How to treat a sprain/strain injury:

I’m sure most of you have heard of R.I.C.E; Rest, Ice, Compression, Elevation.  The acronym was introduced by Gabe Mirkin, MD in 1978 as a way to remember the classic way to treat sports injuries. This is the method most of us think of for treating an injured joint, however, studies have proven that this method is, in fact, not the best long-term option.  In 2015, Dr. Mirkin publicly recanted his original position on this topic. While R.I.C.E  can definitely help reduce pain within the 1st 24-48 hours, it can actually slow recovery in the long run.  And remember, Danny only had 2 weeks to recover.   So here’s what we did for Danny.
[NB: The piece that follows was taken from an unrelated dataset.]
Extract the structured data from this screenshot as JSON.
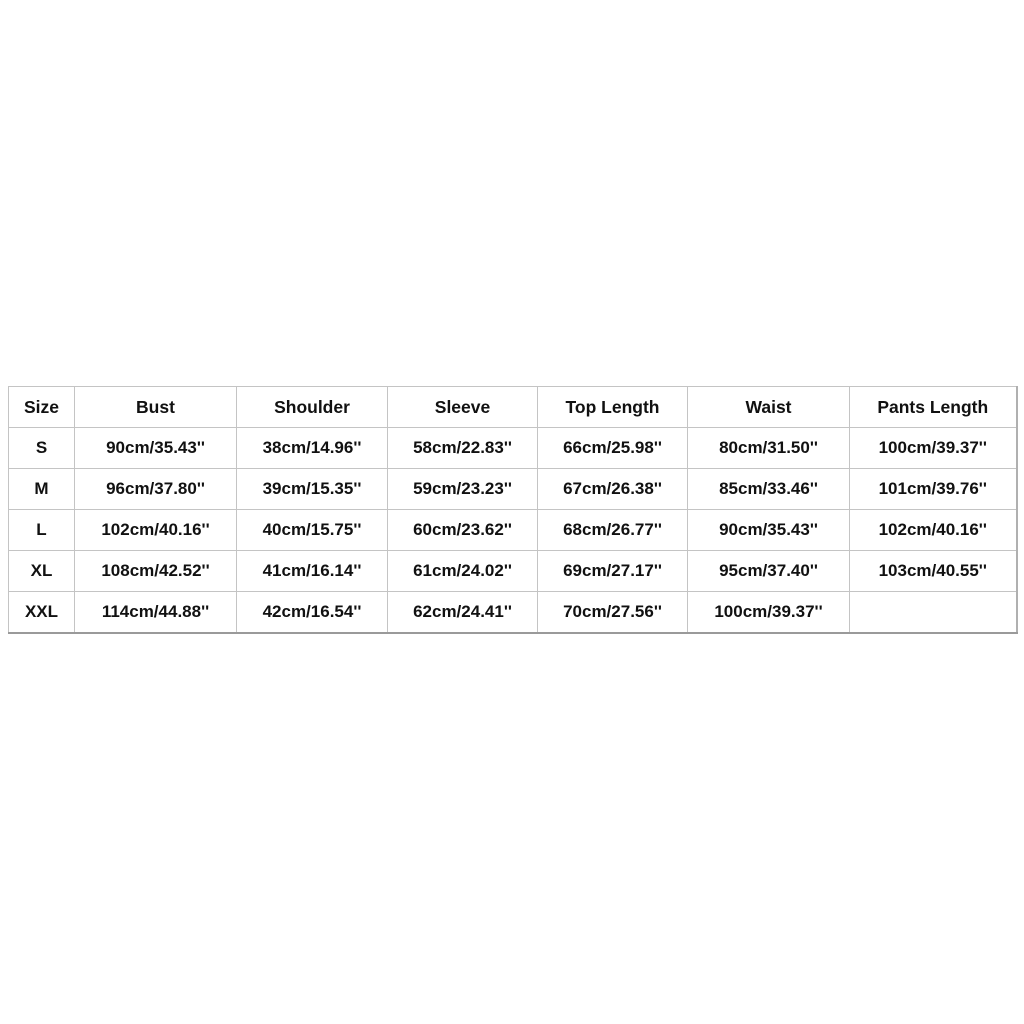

The first 12 hours:  

We did apply the R.I.C.E method, in part, the first night.  We did this specifically to reduce pain and get a better idea of what we were dealing with.  No bones were broken.  Ice and Elevation, (and Rest by default by elevating the foot), were applied to reduce the acute swelling and inflamation. This reduces the initial pain.  Unfortunately, we couldn’t continue with this as it will interfere with the body’s ability to heal the wound.  You see, that inflammation is part of the healing process.  

After the first 12 hours:

Heat – Inflammation not only acts as a splint around the tissue preventing further injury, but all that fluid delivers important blood nutrients the tissue has to have to heal.  We needed to encourage that, so we added heat.  Twice daily for the first week and once daily after that, Danny soaked his foot in hot Epsom salts for a minimum of 20 minutes each time.  This relaxed the soft tissue while increasing blood flow to the area, bringing in more blood nutrients. 

Movement –  We also included gentle movement of the ankle and toes in the form of Active Isolated Stretching of the foot and toes.  This is another way to keep the blood flow up and reduce atrophy (stiffness/weakness) of the soft tissue.  We decided to keep Danny off his foot during the day, so he could continue to train (GENTLY!) for his test.  No “pushing through the pain” was allowed.  Any pain above 4-5 out of a 0-10 scale was allowed while training.

No Pills – One thing we didn’t do was use anti-inflammatories of NSAIDs.  Studies have shown that NSAIDs can interfere with the production and absorption of certain chemicals in the body needed for cellular/tissue repair.  This causes healing to take longer.

IRTL – During this time, we also worked with our chiropractors at TruRoots Health Center in Mt. Juliet.  In addition to chiropractic adjustments which we’ll look at more in episode 5, they offered IR Light Therapy.  Infrared light is applied to the injury area to promote angiogenesis, the regrowth of new blood vessels, and the dilation of old blood vessels, driving more blood, (and blood nutrients), to the injured tissue.  The light also stimulates chromophores, like hemoglobin, which creates therapeutic outcomes including alleviating pain, inflammation, and the promotion of wound healing and tissue regeneration, according to Dr. Evan Pridemore, DC.

Anti-Compression – Instead of compressing the wound, which can restrict all that blood flow we were trying to increase, we need to create better space in the foot.  We accomplished this by getting Danny new shoes.  Normally, Danny wore high-quality athletic and/or hiking shoes with good support, but we discovered they were squeezing his feet and toes.  This made walking or even wearing shoes during his recovery difficult. On the advice of Dr. Ryan Hewitt, DC. at TruRoots, we got Danny into Xero Shoes and Whitin Zero Drop shoes.  These shoes took all the side-to-side pressure off Danny’s phalanges and metatarsals, (the ball of the foot) in addition to gently lengthening his calf muscles, tendons, and ligaments.  This lengthening allowed for even more space for blood flow in the feet.   

All of these things helped to speed Danny’s recovery in addition to the chiropractic and massage therapies we applied.  Tune in next week for more on that.